- What you will do
Which lines of the data below contain "JSON"? Please show them all.

- Input
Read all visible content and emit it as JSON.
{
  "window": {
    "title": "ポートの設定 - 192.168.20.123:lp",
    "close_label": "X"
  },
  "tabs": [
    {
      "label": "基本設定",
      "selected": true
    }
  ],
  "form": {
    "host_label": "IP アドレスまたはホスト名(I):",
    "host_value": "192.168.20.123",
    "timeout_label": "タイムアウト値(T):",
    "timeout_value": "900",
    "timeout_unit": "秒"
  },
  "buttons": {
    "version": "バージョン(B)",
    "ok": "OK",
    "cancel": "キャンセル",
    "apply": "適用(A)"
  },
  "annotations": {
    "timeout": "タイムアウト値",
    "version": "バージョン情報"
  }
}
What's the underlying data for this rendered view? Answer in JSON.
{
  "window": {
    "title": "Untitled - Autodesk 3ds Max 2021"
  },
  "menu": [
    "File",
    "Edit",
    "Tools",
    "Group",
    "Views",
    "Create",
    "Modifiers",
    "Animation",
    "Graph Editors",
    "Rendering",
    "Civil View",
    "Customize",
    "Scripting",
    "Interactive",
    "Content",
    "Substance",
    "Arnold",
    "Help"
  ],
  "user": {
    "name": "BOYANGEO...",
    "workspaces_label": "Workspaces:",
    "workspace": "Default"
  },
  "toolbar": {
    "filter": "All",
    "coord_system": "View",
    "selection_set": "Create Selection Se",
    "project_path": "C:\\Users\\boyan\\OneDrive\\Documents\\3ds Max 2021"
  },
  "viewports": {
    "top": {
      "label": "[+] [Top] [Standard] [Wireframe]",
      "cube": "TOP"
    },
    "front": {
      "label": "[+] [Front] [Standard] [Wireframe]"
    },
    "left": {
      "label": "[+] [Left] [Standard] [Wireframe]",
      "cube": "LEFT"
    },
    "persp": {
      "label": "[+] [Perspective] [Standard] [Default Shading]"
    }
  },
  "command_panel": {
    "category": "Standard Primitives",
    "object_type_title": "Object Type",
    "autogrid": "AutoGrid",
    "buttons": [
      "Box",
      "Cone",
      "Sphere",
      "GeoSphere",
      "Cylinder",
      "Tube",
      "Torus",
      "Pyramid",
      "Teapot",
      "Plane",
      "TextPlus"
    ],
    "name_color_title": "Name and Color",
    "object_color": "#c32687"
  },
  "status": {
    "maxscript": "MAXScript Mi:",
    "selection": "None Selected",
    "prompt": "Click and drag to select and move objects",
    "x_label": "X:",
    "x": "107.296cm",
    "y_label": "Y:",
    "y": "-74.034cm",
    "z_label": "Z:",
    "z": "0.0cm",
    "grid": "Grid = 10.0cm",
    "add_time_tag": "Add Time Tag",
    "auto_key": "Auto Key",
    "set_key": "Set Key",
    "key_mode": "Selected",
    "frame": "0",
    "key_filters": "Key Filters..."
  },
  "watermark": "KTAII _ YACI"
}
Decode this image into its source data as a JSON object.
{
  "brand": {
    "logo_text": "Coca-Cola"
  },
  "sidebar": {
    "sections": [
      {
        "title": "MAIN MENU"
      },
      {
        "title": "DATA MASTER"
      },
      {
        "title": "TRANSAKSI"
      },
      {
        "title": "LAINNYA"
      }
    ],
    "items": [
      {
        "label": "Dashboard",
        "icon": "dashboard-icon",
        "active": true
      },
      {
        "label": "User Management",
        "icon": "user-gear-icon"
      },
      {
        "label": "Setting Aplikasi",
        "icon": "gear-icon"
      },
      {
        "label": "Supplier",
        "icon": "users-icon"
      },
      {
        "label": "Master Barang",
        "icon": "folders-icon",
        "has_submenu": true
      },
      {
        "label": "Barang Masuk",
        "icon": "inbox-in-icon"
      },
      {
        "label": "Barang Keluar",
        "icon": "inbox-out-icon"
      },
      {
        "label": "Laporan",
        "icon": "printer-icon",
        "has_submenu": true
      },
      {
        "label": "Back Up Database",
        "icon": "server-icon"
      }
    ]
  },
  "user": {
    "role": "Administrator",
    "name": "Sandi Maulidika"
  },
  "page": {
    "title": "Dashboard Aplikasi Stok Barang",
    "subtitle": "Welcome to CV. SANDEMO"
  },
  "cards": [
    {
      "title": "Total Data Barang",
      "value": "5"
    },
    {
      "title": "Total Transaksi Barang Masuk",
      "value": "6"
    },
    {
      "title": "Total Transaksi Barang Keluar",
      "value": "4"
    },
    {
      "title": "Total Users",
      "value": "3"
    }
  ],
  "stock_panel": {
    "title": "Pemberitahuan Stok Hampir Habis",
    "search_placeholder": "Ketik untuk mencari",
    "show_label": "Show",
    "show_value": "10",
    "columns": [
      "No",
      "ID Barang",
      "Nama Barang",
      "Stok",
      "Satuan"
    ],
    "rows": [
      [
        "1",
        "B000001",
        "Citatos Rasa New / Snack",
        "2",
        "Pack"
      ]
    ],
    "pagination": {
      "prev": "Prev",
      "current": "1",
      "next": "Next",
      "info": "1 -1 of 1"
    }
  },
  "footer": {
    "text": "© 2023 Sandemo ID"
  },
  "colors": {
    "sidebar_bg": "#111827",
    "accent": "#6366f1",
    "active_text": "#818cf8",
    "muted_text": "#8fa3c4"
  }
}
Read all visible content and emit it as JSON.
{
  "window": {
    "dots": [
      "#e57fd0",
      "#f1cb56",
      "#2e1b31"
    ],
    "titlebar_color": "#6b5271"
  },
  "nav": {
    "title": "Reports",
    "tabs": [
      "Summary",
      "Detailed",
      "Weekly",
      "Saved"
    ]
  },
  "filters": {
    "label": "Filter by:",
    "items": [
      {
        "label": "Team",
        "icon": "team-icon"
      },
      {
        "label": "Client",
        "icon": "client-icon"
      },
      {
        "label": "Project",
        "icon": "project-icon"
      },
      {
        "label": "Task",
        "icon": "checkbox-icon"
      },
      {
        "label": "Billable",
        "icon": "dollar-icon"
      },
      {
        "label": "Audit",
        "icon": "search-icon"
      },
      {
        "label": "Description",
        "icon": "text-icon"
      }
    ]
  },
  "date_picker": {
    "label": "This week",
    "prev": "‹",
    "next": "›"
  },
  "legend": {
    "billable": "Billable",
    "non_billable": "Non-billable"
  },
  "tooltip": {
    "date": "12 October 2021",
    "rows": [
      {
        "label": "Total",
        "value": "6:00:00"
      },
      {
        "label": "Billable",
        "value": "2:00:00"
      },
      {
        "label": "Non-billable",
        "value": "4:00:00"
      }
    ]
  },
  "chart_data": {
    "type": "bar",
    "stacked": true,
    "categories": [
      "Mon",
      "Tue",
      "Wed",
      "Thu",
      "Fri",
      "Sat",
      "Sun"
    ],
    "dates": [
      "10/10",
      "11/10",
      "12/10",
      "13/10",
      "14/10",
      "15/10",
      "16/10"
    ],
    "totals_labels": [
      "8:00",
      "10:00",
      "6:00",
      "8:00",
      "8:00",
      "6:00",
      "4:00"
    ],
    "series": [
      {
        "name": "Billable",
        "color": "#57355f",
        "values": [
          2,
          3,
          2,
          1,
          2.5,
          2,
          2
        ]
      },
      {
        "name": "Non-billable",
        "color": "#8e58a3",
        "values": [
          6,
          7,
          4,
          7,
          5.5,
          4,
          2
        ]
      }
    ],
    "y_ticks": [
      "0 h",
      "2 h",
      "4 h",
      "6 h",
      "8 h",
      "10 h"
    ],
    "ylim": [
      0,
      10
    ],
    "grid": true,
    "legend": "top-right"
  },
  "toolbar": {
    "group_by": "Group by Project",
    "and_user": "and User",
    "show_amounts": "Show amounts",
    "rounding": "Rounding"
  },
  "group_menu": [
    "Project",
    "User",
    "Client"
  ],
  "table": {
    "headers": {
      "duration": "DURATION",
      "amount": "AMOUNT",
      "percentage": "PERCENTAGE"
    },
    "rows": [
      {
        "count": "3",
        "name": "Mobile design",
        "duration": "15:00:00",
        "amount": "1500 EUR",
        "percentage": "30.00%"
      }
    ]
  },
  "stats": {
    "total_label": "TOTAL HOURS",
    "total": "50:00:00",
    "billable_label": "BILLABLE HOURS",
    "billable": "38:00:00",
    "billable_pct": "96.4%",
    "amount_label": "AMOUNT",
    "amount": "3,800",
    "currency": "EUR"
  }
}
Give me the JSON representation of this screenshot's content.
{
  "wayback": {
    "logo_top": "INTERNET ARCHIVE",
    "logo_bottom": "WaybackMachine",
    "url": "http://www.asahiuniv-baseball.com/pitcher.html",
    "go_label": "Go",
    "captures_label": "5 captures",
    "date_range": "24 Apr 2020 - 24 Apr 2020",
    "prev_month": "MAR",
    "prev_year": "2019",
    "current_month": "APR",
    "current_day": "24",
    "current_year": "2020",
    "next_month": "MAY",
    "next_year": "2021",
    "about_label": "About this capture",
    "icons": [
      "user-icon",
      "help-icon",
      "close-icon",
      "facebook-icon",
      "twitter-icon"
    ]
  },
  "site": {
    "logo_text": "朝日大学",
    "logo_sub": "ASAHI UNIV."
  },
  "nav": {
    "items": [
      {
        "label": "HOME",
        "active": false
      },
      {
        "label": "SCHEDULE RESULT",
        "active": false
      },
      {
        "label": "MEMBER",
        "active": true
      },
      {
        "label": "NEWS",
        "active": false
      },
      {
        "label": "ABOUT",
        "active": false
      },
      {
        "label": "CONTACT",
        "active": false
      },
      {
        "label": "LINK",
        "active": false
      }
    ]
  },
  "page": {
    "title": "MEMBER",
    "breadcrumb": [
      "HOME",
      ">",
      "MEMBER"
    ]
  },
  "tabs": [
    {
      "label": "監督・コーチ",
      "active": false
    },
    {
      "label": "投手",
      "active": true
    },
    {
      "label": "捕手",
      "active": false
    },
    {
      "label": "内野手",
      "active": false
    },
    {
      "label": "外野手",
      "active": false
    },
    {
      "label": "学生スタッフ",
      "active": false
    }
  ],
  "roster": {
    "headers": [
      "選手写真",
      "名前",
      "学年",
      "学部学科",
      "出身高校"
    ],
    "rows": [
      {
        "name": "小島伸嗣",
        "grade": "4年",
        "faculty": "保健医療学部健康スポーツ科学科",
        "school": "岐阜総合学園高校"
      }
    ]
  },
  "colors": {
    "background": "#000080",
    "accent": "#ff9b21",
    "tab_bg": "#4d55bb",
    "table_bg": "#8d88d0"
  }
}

- Result of the task
Read all visible content and emit it as JSON.
What's the underlying data for this rendered view? Answer in JSON.
Decode this image into its source data as a JSON object.
Read all visible content and emit it as JSON.
Give me the JSON representation of this screenshot's content.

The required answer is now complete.